This paper will study through some of the diverse ethical issues that can arise within group therapy sessions, such as conflict and confidentiality. While discussing the ethical issues within group counseling we will take note of how these ethical issues may differ and compare to the ethical issues of those within individual counseling sessions. This paper will also discuss reasons why a therapist might choose to lead a group therapy session over individual counseling and vice versa. Throughout this paper you will be accurately informed of the ethical issues surrounding group therapy and individual counseling. As someone just starting out in the counseling field this paper may help to address any questions you had in deciding if leading group therapy is right for you or if you would be better suited for individual counseling.
Ethics in groups
Group counseling includes psychiatric treatment where more than one patient meets together with a therapist at the same time. Some groups are specific to a certain topic or issues that all members with the group are interested in or a problem that they are dealing with such as substance abuse, others may be involved in a group that is more for support such as a support group for parents struggling with children with autism. Groups have different topics but those attending a particular group are all attending for the same reason, they want personal growth. (Jacobs, 2012) Jacobs (2012, p.3) says “Although there is still a place in a community agency for individual counseling, limiting the delivery of services to this model is no longer practical, especially in these tight financial times. Not only do groups let practitioners work with more clients, but the group process is a unique learning advantages.”
Amato (2000) warns therapists to be aware that records may be disclosed directly to patients and that boundary
References: Amato, L. Blasé, C., & Paley, S. (2000). Ethics.
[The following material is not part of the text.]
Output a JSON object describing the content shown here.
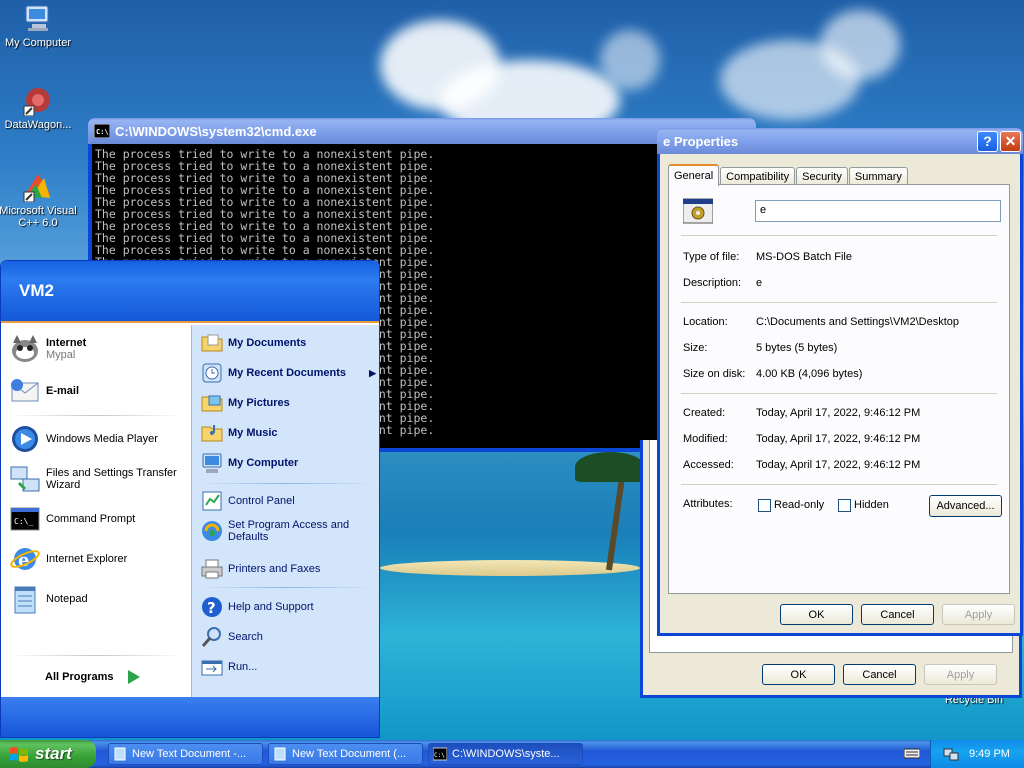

American Journal of Art Therapy, 39(1), 12. American Psychological Association. Publication manual of the American Psychological Association (2015). Washington, DC: American Psychological Association Association for Specialists in Group Work (2007). Best practice guidelines 2007 revision. Retrieved from http://asgw.org/pdf/Best_Practices.pdf Corey, G., Corey, M., & Haynes, R. (2014). Groups in action: Evolution and challenges (2nd ed.). Belmont, CA: Brooks/Cole. ISBN: 9781285095059 Dufrene, R. L., & Herlihy, B. (2011). Current and emerging ethical issues in counseling: a Delphi study of expert opinions. Counseling and Values, 56(1-2), 10+. Retrieved from http://go.galegroup.com.ezproxy.liberty.edu:2048/ps/i.do?id=GALE%7CA271883260&v=2.1&u=vic_liberty&it=r&p=AONE&sw=w&asid=74b740b5c19e679f8d116a2ab0baec9a Forsyth, D. (2014). Group dynamics (6th ed.). Belmont, CA: Wadsworth Publishing. ISBN: 9781133956532 Jacobs, E. E., Masson, R. L., Harvill, R. L., & Schimmel, C. J. (2012). Group counseling:Strategies and skills (7th ed.). Belmont, CA: Brooks/Cole. ISBN: 9780840033932. Jungers, Christin PhD, LPCC-S, NCC. (2012). Counseling ethics Springer Publishing Company. Tenbrunsel, A. E., ebrary, I., & Books24x7, I. (2006). Ethics in groups. Amsterdam: Elsevier JAI.